**Work instructions**
Exactly how many lines in the entries contain "arrow"? Give that number alone.

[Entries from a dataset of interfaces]

* * *

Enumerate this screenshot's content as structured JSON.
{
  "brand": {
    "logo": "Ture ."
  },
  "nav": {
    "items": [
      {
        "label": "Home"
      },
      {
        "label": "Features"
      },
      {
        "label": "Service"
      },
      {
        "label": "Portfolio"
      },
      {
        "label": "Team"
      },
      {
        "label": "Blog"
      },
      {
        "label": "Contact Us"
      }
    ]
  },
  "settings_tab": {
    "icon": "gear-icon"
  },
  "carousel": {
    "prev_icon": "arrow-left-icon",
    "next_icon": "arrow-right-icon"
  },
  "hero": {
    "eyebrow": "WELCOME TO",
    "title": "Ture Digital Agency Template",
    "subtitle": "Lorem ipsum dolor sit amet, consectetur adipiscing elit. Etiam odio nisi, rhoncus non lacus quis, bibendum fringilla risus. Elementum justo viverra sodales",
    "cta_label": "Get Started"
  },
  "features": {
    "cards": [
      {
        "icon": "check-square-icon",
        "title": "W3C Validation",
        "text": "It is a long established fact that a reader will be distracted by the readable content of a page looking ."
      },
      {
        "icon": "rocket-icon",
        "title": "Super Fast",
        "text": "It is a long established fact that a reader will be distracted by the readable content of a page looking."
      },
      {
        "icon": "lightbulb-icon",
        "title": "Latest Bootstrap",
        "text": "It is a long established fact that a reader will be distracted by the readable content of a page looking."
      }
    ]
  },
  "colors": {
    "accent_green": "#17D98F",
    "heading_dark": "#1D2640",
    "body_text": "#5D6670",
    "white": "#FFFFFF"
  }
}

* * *

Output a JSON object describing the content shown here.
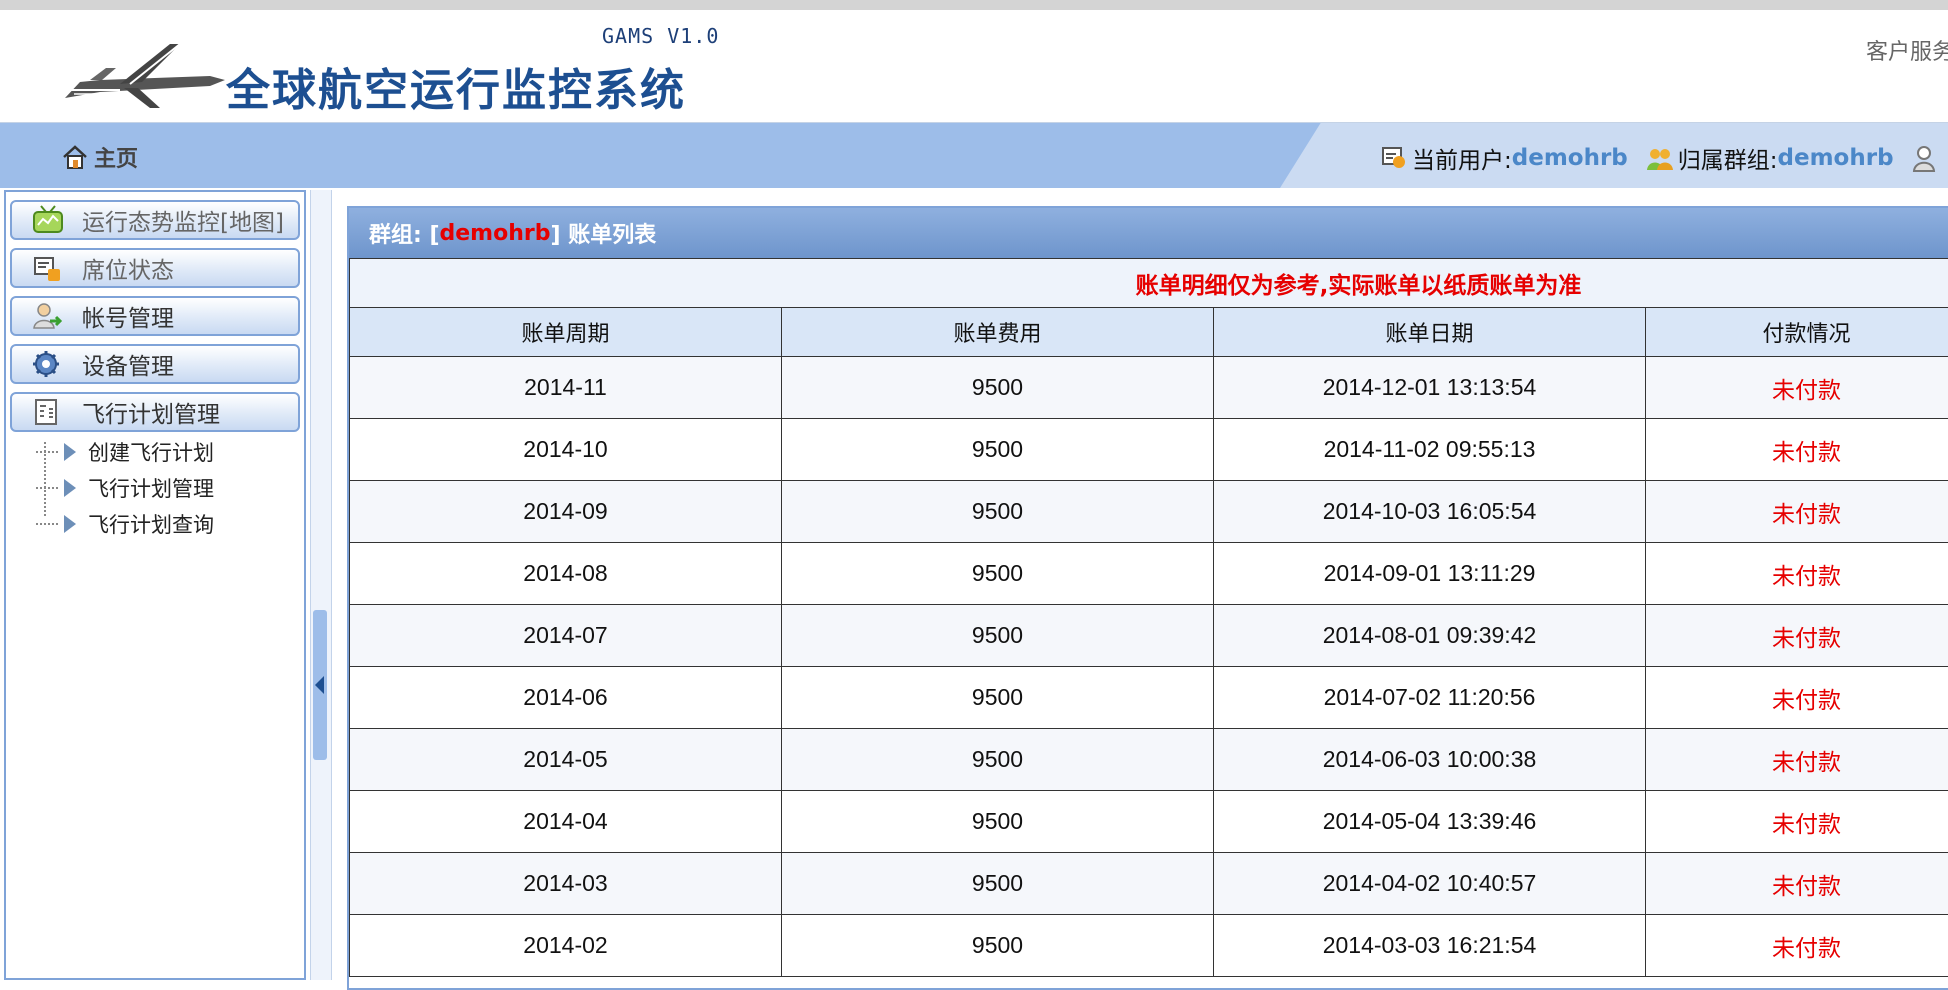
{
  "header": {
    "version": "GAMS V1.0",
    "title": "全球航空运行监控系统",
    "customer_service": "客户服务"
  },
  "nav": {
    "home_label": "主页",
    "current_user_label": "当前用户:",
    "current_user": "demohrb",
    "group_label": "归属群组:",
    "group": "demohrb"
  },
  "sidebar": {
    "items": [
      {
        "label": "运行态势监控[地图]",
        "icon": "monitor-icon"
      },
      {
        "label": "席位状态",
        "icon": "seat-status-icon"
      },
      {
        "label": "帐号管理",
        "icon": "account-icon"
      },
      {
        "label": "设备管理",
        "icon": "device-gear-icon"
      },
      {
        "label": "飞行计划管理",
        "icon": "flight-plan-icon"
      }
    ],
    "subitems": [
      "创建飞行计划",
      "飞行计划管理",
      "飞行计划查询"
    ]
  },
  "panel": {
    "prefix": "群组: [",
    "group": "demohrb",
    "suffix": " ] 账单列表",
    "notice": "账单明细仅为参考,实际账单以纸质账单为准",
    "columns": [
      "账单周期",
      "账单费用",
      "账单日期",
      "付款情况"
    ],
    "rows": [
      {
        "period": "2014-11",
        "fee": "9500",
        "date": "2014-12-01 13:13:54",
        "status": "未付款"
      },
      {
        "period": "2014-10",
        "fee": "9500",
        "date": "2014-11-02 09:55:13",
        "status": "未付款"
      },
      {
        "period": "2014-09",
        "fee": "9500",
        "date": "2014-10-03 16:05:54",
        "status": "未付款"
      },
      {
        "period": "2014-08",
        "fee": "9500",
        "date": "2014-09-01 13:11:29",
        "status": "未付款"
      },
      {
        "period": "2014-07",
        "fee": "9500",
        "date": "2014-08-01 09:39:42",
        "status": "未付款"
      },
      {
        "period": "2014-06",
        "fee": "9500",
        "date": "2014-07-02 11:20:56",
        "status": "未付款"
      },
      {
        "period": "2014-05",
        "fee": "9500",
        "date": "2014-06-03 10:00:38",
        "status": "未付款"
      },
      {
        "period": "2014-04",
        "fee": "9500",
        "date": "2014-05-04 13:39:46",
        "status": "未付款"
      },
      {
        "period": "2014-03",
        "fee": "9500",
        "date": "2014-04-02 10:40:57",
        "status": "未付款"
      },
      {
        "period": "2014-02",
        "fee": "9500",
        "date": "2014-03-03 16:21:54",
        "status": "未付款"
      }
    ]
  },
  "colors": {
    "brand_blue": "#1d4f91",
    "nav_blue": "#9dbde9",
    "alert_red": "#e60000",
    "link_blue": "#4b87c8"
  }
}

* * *

**Your response**
2